Earth’s fate now depends on how fast and how strong we implement policy instruments to actually reach the great target of strictly limiting global temperature increase and the resulting climate risks.
In Paris, the COP21 UN climate summit reached an agreement. On this issue, Professor Hans Joachim (John) Schellnhuber, Director of the Potsdam Institute for Climate Impact Research (PIK):
“The spirits of Paris have defeated the ghosts of Copenhagen! Reason and moral combined at the COP21 to deliver a historical climate agreement that finally transcends national egotisms. The target of limiting global warming to well below 2 degrees and aiming at 1.5 degrees is more ambitious than expected, yet fully in line with the scientific risk assessment.
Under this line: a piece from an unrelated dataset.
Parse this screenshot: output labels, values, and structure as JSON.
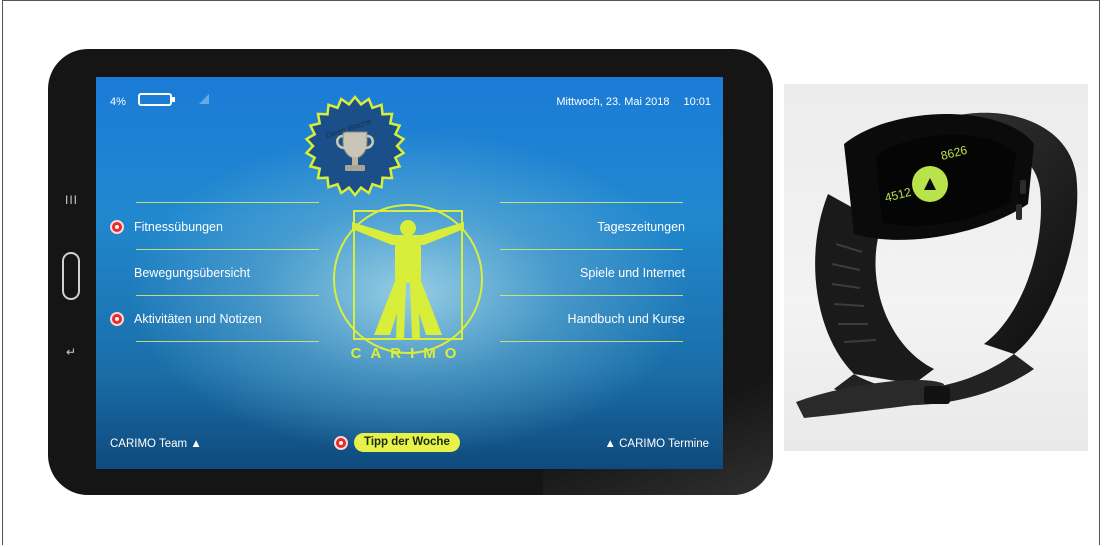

If sincerely operationalized, the Paris agreement will induce the decarbonization of the world economy by the middle of this century. The current emissions reduction pledges (INDCs) of most countries, however, are insufficient and have to be adapted to the new level of ambition in the next few years. Still, this is a turning point in the human enterprise where the great transformation towards sustainability begins.”
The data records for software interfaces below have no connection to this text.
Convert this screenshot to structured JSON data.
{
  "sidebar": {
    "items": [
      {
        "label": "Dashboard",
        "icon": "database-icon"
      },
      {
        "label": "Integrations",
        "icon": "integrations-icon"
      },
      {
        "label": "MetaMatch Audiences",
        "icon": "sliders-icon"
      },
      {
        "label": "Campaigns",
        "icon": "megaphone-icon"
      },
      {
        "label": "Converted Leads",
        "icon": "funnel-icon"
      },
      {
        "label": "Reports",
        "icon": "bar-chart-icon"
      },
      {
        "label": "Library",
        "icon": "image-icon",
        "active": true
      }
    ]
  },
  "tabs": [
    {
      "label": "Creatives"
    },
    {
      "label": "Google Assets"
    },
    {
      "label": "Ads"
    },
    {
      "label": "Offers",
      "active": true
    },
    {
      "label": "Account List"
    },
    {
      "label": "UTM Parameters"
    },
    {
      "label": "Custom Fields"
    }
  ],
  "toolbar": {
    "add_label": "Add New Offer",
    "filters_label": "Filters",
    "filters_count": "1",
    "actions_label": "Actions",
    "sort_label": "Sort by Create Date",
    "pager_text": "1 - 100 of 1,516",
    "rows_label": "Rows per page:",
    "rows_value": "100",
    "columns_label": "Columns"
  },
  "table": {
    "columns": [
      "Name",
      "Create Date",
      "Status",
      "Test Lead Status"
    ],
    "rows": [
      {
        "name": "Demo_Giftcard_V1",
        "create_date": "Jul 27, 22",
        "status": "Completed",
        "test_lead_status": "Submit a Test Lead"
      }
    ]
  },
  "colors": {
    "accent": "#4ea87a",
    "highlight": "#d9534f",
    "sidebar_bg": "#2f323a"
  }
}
Also on this issue, Professor Ottmar Edenhofer, chief economist of the Potsdam Institute for Climate Impact Research and Director of the Mercator Research Institute on Global Commons and Climate Change:
“The Paris agreement is a breakthrough. Earth’s fate now depends on how fast and how strong we implement policy instruments to actually reach the great target of strictly limiting global temperature increase and the resulting climate risks.
The Paris agreement explicitly acknowledges that the current emission reduction pledges, the so-called INDCs, will lead to increasing global emissions by 2030. Nevertheless, the aspirational goal of staying below 2°C of the Paris Agreement is not consistent with the pledges unless deep emission cuts at rates of about 6 percent per year between 2030 and 2050 are pursued. We need short-term entry points for climate policies that allow emissions to peak well before 2030. However, the institutional mechanisms in the Paris Agreement for emission reduction rates are vague: The monitoring and review process has to be clearly defined.
The Paris Agreement mentions short-term entry points: carbon pricing and carbon markets. The G-20 should elaborate next steps to implement carbon prices. Financing and transfers provide the means to harmonize these carbon prices. Whoever is building more coal power plants, however, is shutting the door to reaching the two-degree-target. We now more than ever need to avoid a global renaissance of coal – so we can transform the treaty into reality, and ultimately a better future for all.”